In Donetsk’s Lenin Square, Yuroslav Korotenko keeps a constant vigil inside a tent erected just a few feet away from a massive statue of Soviet leader Vladimir Lenin.
Crimean officials have reported that roughly 97 percent of Crimeans voted for independence from Ukraine on Sunday, with a turnout of about 80 percent. Yet the security situation in Crimea has led many to question how free the vote really was.
As the United States prepares to fire Tomahawk cruise missiles on military targets inside Syria, Syrians are preparing for a new phase of the conflict that has already left more than 100,000 people dead.

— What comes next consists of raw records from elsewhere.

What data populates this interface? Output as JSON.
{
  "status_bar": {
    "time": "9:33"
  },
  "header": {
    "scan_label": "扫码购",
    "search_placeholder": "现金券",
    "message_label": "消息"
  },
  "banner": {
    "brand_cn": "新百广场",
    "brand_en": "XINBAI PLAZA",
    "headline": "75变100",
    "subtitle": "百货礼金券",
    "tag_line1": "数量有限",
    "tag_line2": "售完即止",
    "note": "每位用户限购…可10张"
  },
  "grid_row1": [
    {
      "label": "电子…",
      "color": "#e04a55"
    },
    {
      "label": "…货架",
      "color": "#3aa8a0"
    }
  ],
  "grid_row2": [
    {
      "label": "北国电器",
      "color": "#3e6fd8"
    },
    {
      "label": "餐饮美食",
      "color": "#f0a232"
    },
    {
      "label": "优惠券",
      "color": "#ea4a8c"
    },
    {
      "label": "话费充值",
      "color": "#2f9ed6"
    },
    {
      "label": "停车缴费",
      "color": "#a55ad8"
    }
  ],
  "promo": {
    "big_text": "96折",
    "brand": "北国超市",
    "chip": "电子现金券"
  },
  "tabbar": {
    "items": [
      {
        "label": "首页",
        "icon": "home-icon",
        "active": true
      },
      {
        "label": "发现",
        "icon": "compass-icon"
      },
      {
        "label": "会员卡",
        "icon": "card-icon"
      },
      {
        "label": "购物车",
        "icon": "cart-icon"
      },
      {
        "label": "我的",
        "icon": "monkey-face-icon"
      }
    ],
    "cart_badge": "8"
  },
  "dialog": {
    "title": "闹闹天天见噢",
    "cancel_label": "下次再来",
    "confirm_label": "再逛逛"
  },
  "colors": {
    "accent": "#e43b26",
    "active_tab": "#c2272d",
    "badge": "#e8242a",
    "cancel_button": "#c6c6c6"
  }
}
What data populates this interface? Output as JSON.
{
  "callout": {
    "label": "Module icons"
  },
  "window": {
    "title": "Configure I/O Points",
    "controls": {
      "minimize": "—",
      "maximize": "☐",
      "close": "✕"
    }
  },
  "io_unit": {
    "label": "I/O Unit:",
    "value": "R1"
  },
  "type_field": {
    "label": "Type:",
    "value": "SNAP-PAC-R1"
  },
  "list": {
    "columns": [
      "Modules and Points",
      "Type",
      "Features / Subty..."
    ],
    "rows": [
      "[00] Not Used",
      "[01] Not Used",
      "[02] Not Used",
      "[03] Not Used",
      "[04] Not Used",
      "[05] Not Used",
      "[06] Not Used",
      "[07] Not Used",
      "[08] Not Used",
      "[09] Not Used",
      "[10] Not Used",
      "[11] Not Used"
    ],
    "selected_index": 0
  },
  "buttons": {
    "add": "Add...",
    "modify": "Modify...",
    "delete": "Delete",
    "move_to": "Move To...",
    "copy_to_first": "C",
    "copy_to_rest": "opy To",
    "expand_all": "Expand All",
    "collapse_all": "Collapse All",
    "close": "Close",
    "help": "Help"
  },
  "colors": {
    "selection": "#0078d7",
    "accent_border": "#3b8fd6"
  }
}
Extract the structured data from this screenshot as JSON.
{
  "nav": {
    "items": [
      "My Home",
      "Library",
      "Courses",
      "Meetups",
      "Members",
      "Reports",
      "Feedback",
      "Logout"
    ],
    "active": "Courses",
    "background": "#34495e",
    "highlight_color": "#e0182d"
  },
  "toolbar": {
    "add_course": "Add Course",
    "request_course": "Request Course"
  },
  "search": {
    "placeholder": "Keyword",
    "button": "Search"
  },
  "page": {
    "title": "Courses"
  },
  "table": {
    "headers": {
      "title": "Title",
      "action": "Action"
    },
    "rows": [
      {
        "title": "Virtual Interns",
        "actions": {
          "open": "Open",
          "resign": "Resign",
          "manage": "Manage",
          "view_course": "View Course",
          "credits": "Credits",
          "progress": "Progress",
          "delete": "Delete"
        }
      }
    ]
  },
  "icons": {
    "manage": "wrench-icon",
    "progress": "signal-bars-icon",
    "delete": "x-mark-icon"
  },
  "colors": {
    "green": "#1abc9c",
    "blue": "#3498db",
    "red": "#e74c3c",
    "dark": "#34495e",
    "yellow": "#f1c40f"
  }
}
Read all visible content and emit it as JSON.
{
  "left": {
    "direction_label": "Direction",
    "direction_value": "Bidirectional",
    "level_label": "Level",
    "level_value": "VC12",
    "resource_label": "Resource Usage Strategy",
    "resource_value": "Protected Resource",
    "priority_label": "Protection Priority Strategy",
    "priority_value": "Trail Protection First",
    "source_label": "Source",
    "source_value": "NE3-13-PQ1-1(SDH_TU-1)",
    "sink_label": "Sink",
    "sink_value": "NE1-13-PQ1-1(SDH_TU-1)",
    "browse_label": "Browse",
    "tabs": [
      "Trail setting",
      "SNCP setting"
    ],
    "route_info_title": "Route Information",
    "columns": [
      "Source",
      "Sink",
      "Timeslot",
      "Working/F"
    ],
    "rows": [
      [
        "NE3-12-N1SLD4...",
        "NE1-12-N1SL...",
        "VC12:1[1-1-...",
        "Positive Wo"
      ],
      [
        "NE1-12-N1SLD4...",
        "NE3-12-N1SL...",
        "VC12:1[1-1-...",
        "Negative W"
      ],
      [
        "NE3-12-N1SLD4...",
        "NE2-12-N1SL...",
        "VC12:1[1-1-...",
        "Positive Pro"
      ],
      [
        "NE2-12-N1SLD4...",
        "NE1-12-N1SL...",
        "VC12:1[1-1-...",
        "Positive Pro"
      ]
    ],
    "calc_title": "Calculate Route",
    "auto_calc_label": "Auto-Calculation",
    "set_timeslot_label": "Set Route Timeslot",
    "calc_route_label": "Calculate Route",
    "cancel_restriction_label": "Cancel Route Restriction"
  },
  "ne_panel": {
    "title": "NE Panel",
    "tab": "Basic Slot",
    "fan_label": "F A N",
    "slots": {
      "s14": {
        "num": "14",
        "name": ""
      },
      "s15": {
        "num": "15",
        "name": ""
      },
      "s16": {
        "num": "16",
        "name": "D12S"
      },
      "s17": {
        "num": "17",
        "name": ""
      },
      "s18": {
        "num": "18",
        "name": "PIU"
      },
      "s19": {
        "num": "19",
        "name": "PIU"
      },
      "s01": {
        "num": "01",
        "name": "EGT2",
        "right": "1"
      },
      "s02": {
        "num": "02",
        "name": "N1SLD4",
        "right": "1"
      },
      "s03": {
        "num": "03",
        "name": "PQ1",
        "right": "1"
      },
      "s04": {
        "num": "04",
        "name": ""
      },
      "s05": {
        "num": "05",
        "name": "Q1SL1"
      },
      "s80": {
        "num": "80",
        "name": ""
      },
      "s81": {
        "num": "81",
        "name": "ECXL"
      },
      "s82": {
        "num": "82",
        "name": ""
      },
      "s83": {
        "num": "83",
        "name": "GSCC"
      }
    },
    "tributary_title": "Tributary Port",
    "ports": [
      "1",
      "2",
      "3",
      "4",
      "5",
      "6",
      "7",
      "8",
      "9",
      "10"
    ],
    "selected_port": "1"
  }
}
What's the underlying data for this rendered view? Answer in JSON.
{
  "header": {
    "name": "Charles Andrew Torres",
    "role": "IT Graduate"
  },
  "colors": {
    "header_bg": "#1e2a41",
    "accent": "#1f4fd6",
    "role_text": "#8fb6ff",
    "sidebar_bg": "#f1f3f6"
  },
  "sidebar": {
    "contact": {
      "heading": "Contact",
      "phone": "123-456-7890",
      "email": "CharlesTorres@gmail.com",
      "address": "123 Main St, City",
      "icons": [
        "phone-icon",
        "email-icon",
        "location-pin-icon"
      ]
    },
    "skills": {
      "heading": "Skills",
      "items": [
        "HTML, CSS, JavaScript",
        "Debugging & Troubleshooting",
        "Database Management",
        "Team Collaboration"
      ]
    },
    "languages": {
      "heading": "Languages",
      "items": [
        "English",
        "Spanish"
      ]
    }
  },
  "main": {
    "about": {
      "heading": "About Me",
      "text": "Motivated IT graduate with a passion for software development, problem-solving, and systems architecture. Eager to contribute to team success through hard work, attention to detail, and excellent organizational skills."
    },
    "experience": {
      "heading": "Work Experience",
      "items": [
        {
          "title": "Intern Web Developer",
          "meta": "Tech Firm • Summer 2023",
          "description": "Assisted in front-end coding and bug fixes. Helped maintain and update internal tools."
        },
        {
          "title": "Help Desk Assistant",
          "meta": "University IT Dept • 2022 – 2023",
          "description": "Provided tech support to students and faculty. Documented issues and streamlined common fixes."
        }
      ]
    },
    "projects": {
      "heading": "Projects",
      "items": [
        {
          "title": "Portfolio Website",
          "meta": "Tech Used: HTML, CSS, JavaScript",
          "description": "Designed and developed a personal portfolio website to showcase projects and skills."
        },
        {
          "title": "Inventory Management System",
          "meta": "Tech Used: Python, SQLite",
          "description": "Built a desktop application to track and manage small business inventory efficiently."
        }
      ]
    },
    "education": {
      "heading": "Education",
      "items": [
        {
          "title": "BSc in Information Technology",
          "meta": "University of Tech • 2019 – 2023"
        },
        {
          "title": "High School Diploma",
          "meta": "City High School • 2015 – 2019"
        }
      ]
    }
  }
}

Aid organisations say a small handheld computer will allow them to more rapidly assess where food aid is needed most urgently. As a result, fewer Burundians will suffer hunger this year.
When Timothy was forced into the southern Sudan People’s Liberation Army (SPLA) at age 11, the first thing they did was beat him. Then they took him to a military base where his tasks were to carry other soldiers’ bags, wash their clothes, collect firewood for them, and cook their food.
As voting concluded in Rwanda’s presidential elections, with incumbent President Paul Kagame expected to win by a landslide, fears remain that not all citizens will accept the results amidst claims the elections were neither free nor fair.
The coalition of 11 major opposition parties which boycotted July 23 national assembly elections will also boycott elections to the senate on July 28. The Alliance of Democrats for Change, as the coalition is known, claims that two previous polls - to elect Burundi's district administrators and the president - were characterised by "massive fraud".
A new documentary ‘Diary of a Disgraced Soldier’ follows the dismissal from the British army of an Iraq war veteran and his battle with post traumatic stress disorder (PTSD) linked to his videographing the brutalising of Iraqi youth by fellow servicemen.
Some 1,700 Palestinians in the West Bank village of Bi'lin have been promised land, but so far it has not been delivered.
It started with a murder.
"I'll go to any country," says Zirgon Tomas al-Aya, a 60-year-old Iraqi standing outside the UN Refugee Agency headquarters in Damascus.
"Parliamentarians, shame on you!" read a sign in Bosnian carried by four union workers in downtown Sarajevo.
Nibaal Shriteh may soon be homeless. The 17-year-old Palestinian lives in a Hebron orphanage but, if the Israeli military has its way, she and 240 fellow orphans like her will be out on the streets.
The young man who agreed to be called Hamed has come a long way to do nothing. The Ivoirian would prefer to work but, after sneaking into Israel from Egypt about a month ago, he's got nothing better to do than sit in a park everyday in central Tel Aviv, wait, and hope for a government decision on his refugee application.